According to the Banyan Tree Project fact sheets, 69% of Asians and 56% of Pacific Islanders in the US and US territories have never been tested for HIV, and 1 in 3 Asians and Pacific Islanders living with HIV do not know it. Asian and Pacific Islander women have had the highest rate of increase in new HIV infections, and contrary to popular misconceptions, most of them got it through sex with men.
Strong anti-HIV/AIDS stigma within ethnic communities and “model minority”-type stereotyping is contributing to HIV infection rates among Asians and Pacific Islanders, the project claims:
- Health providers believe A&PIs are “low risk” for HIV infection. They consider HIV testing for A&PIs unnecessary and do not offer HIV tests.
- A&PIs are afraid to get tested for fear of rejection by family and community. Getting tested might expose a secret, such as sexuality or drug use, both heavily stigmatized in the A&PI community.
- A&PIs don’t believe HIV is their issue. HIV is seen as “someone else’s problem.”

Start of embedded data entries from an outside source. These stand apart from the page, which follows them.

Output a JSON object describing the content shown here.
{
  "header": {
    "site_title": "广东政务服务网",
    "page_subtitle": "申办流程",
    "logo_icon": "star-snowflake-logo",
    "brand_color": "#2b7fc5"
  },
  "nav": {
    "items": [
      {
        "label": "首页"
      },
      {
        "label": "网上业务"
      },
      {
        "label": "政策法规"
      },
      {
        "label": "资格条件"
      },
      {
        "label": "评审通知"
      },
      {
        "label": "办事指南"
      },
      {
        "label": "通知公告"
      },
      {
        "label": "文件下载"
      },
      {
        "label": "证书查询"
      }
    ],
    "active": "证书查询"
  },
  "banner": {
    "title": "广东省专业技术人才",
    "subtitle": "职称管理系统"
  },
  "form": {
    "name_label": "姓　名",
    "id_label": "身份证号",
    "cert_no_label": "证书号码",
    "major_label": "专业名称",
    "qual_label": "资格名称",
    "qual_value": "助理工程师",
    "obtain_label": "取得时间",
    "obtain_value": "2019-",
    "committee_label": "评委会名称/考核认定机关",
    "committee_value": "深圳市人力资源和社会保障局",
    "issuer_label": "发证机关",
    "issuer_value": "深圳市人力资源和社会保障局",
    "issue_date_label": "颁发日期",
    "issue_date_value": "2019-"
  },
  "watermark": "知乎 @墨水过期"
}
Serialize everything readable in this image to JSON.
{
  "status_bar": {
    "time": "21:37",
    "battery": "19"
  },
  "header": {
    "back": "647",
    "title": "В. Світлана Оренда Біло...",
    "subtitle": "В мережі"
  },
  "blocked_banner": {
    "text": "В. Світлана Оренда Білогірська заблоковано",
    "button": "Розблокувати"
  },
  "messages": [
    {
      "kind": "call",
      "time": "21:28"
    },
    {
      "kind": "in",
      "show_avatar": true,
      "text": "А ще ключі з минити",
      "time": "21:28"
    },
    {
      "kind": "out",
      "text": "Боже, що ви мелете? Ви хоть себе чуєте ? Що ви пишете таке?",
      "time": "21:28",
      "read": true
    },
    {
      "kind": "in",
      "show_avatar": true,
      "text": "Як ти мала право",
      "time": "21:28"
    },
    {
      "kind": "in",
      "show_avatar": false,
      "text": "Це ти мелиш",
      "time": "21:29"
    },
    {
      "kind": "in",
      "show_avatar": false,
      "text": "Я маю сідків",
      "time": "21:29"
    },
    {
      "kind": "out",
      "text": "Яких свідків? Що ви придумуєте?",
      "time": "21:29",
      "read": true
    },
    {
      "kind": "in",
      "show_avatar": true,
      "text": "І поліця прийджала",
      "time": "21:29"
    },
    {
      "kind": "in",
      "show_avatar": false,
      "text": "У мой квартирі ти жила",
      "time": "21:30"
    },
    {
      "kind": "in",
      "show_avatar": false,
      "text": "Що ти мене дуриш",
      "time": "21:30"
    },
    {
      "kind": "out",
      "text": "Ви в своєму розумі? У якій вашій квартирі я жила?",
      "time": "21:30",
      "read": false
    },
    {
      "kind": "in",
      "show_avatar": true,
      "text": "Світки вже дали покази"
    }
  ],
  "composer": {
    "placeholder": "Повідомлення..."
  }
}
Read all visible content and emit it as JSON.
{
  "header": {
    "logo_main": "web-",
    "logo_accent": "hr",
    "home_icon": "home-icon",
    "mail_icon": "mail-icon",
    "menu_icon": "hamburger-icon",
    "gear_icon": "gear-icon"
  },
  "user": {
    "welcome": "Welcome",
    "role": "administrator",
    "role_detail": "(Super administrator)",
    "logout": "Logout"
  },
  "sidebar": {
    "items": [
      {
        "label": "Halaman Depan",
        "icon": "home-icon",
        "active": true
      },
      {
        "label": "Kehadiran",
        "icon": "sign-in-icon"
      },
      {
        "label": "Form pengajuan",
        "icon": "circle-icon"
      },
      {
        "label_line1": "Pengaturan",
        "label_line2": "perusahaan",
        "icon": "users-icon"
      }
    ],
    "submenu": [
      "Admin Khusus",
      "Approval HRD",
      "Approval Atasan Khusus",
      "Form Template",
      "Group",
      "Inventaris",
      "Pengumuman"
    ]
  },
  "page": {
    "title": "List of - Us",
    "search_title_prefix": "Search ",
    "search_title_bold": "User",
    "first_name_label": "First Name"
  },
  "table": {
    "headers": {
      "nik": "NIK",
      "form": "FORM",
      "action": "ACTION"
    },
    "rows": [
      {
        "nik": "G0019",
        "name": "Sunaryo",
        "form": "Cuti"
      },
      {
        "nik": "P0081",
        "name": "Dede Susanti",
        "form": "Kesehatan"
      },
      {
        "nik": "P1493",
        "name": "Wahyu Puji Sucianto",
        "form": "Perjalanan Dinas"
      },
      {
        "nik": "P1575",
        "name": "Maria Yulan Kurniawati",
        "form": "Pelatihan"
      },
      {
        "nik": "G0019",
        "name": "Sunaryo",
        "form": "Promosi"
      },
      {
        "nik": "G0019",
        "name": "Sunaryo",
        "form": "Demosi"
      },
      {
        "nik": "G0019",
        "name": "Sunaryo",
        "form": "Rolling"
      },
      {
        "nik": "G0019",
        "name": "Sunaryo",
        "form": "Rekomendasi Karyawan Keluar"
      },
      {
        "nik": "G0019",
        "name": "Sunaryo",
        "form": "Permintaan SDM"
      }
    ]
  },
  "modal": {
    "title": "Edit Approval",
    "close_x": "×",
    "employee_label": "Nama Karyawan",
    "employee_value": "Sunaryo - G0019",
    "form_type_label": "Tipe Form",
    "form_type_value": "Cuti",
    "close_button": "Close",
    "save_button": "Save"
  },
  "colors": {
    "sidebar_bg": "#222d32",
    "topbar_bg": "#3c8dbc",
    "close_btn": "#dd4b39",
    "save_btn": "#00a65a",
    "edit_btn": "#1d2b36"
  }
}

- HIV-related stigma increases HIV risk. The intense fear and shame associated with HIV can lead to depression and isolation, often causing people to engage in unsafe behaviors such as unprotected sex or drug use.
I encourage all of you, no matter where you are, and no matter what gender, sexual orientation, race, or ethnicity to go get tested. As the slogan goes, saving face can’t make you safe.